- What to do: Your task is to output the entries below word for word.

::::

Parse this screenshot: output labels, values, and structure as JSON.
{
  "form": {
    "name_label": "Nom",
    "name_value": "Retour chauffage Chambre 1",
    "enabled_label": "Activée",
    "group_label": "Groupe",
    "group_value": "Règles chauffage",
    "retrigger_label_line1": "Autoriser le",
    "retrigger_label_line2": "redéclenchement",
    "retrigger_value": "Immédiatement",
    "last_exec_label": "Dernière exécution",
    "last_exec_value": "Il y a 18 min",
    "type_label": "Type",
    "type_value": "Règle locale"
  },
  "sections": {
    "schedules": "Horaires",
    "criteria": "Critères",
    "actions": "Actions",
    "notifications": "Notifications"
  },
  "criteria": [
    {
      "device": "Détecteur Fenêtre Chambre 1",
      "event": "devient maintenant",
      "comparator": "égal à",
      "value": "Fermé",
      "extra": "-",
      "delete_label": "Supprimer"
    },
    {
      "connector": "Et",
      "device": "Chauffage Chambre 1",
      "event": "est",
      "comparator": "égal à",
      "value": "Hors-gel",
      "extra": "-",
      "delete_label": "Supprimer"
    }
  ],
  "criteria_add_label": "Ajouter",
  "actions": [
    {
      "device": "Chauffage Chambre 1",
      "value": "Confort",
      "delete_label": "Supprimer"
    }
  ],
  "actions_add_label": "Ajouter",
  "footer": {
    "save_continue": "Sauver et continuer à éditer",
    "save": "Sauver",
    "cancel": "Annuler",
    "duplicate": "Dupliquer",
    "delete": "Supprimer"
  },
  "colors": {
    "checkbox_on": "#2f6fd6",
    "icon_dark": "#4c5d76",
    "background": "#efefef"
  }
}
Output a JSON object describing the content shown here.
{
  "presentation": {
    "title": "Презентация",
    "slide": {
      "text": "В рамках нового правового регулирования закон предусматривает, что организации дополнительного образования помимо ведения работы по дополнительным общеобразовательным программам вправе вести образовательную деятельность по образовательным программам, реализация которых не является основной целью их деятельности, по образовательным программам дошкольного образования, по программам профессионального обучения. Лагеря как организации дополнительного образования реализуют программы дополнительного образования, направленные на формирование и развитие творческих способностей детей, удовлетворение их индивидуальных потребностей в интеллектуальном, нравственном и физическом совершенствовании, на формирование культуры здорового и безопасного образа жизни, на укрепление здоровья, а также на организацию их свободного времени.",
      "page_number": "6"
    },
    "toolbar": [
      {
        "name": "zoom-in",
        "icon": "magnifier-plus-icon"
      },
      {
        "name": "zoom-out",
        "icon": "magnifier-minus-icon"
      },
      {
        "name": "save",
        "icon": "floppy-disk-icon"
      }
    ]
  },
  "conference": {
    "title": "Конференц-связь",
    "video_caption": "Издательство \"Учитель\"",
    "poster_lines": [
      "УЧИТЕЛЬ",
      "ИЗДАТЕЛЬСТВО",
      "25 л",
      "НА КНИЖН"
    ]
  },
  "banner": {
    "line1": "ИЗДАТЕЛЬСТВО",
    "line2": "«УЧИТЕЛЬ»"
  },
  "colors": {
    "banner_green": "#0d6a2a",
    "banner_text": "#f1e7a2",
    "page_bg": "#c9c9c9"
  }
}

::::

- Written response:
Parse this screenshot: output labels, values, and structure as JSON.
{
  "form": {
    "name_label": "Nom",
    "name_value": "Retour chauffage Chambre 1",
    "enabled_label": "Activée",
    "group_label": "Groupe",
    "group_value": "Règles chauffage",
    "retrigger_label_line1": "Autoriser le",
    "retrigger_label_line2": "redéclenchement",
    "retrigger_value": "Immédiatement",
    "last_exec_label": "Dernière exécution",
    "last_exec_value": "Il y a 18 min",
    "type_label": "Type",
    "type_value": "Règle locale"
  },
  "sections": {
    "schedules": "Horaires",
    "criteria": "Critères",
    "actions": "Actions",
    "notifications": "Notifications"
  },
  "criteria": [
    {
      "device": "Détecteur Fenêtre Chambre 1",
      "event": "devient maintenant",
      "comparator": "égal à",
      "value": "Fermé",
      "extra": "-",
      "delete_label": "Supprimer"
    },
    {
      "connector": "Et",
      "device": "Chauffage Chambre 1",
      "event": "est",
      "comparator": "égal à",
      "value": "Hors-gel",
      "extra": "-",
      "delete_label": "Supprimer"
    }
  ],
  "criteria_add_label": "Ajouter",
  "actions": [
    {
      "device": "Chauffage Chambre 1",
      "value": "Confort",
      "delete_label": "Supprimer"
    }
  ],
  "actions_add_label": "Ajouter",
  "footer": {
    "save_continue": "Sauver et continuer à éditer",
    "save": "Sauver",
    "cancel": "Annuler",
    "duplicate": "Dupliquer",
    "delete": "Supprimer"
  },
  "colors": {
    "checkbox_on": "#2f6fd6",
    "icon_dark": "#4c5d76",
    "background": "#efefef"
  }
}
Output a JSON object describing the content shown here.
{
  "presentation": {
    "title": "Презентация",
    "slide": {
      "text": "В рамках нового правового регулирования закон предусматривает, что организации дополнительного образования помимо ведения работы по дополнительным общеобразовательным программам вправе вести образовательную деятельность по образовательным программам, реализация которых не является основной целью их деятельности, по образовательным программам дошкольного образования, по программам профессионального обучения. Лагеря как организации дополнительного образования реализуют программы дополнительного образования, направленные на формирование и развитие творческих способностей детей, удовлетворение их индивидуальных потребностей в интеллектуальном, нравственном и физическом совершенствовании, на формирование культуры здорового и безопасного образа жизни, на укрепление здоровья, а также на организацию их свободного времени.",
      "page_number": "6"
    },
    "toolbar": [
      {
        "name": "zoom-in",
        "icon": "magnifier-plus-icon"
      },
      {
        "name": "zoom-out",
        "icon": "magnifier-minus-icon"
      },
      {
        "name": "save",
        "icon": "floppy-disk-icon"
      }
    ]
  },
  "conference": {
    "title": "Конференц-связь",
    "video_caption": "Издательство \"Учитель\"",
    "poster_lines": [
      "УЧИТЕЛЬ",
      "ИЗДАТЕЛЬСТВО",
      "25 л",
      "НА КНИЖН"
    ]
  },
  "banner": {
    "line1": "ИЗДАТЕЛЬСТВО",
    "line2": "«УЧИТЕЛЬ»"
  },
  "colors": {
    "banner_green": "#0d6a2a",
    "banner_text": "#f1e7a2",
    "page_bg": "#c9c9c9"
  }
}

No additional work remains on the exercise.